My rating: 5 of 5 stars
An excellent summary for the case for Intelligent Design (ID). Meyer answers critics who label ID as unscientific, citing Stephen Jay Gould, who described evolutionary biology, geology, paleontology, etc. as “historical sciences.” Meyer explains how the theory of ID fits these parameters.
Clearly, the biological information contained in DNA is code-like, so much so that people like Dawkins and Crick have to remind scientists that it only “appears” that way. In his first premise, Meyer recounts a thorough history of the search for life’s origin and how each theory has yielded no results on how the genetic code evolved. For his second premise, he demonstrates that the only known cause for the generation of information (specified complexity) is an intelligent agent. We look at cave paintings and chipped flint and scientists determine that some sort of intelligence produced this work. SETI searches the galaxies for patterns of information that designate intelligence. Every one of us creates information daily.
The conclusion of Meyer’s argument is an inference that, as the only known cause of information, intelligence was the cause of the rise of DNA. This inference, incidentally, is the same logic used by Darwin himself (the observation of micro-evolution and the inference that chance and natural selection, stretched back over time, determined the origin of species).

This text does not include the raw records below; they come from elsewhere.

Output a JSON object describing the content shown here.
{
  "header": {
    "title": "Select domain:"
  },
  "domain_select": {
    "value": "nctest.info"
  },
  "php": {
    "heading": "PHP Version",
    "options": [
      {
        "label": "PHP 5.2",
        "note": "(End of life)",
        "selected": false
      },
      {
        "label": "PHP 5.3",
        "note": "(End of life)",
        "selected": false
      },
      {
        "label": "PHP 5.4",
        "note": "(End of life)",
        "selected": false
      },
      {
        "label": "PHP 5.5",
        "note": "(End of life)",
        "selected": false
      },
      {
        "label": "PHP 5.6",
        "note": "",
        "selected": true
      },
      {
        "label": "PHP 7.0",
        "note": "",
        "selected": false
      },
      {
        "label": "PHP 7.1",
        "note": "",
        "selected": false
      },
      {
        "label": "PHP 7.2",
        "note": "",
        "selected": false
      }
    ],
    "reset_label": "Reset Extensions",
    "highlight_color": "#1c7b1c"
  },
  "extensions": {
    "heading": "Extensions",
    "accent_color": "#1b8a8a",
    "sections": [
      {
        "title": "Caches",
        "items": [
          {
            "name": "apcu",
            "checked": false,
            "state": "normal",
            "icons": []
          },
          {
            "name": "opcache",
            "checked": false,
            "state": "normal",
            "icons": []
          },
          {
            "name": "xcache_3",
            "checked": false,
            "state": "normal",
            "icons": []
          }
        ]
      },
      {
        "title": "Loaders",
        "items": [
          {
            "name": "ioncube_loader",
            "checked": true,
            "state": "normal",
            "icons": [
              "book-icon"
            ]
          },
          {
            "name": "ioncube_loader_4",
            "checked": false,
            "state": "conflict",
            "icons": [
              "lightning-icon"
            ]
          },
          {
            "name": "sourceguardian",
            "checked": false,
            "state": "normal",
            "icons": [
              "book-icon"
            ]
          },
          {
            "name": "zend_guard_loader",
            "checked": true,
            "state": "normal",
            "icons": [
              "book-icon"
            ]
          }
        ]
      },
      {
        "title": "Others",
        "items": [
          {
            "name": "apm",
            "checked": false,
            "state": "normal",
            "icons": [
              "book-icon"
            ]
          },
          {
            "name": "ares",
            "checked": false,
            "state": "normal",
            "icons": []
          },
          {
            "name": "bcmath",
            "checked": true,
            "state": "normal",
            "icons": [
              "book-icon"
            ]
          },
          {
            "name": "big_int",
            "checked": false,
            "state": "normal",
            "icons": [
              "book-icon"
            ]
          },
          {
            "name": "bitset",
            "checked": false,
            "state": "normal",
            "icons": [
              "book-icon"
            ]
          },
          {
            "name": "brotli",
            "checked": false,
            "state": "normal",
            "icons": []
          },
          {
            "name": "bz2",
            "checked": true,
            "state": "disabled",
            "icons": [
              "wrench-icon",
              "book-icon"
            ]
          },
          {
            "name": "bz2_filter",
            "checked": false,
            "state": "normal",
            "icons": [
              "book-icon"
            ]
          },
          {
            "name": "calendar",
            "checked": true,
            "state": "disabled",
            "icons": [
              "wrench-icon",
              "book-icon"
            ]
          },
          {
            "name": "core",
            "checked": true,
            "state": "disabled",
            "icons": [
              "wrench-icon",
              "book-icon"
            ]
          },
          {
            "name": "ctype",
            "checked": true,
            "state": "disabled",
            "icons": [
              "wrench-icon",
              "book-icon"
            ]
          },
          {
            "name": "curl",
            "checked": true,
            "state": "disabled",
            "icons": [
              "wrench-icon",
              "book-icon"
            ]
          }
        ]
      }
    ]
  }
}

One point I found interesting was the discussion of the predictions of evolution and ID concerning “junk DNA.” ID predicts non-protein coding sequences should perform biological functions. It shouldn’t be useless or junk. The model of natural selection predicts a genome “riddled with useless information, mistakes, and broken genes.” Scientists have labeled this area between genes as junk (“gene deserts”) and proof against design, but research coming out of the ENCODE Project (http://www.genome.gov/10005107#al-1) are showing these parts of the genome are in fact highly functional. As Philip Kitcher said, “Intelligent Design has deep roots in the history of cosmology, and in the earth and life sciences.” Kitcher’s argument against ID is this supposed inability to explain “junk DNA,” yet clearly, ID can be a guiding principle and theory.
This is a book for those that truly want to understand the theory of intelligent design. There is a hard break that scientists use (methodological naturalism) which excludes anything supernatural from being considered as scientific. This book explains, step by step (sometimes a bit too slowly, perhaps), why ID is a viable theory that only invokes intelligence as a causal agent. There are, of course, theistic implications, but there are anti-religious implications from evolutionary theory as well. Meyer’s approach, however, is completely evidence based. Meyer quotes Antony Flew, a long time atheist who now accepts ID, asserting, we must “follow the evidence wherever it leads,” regardless of the implications.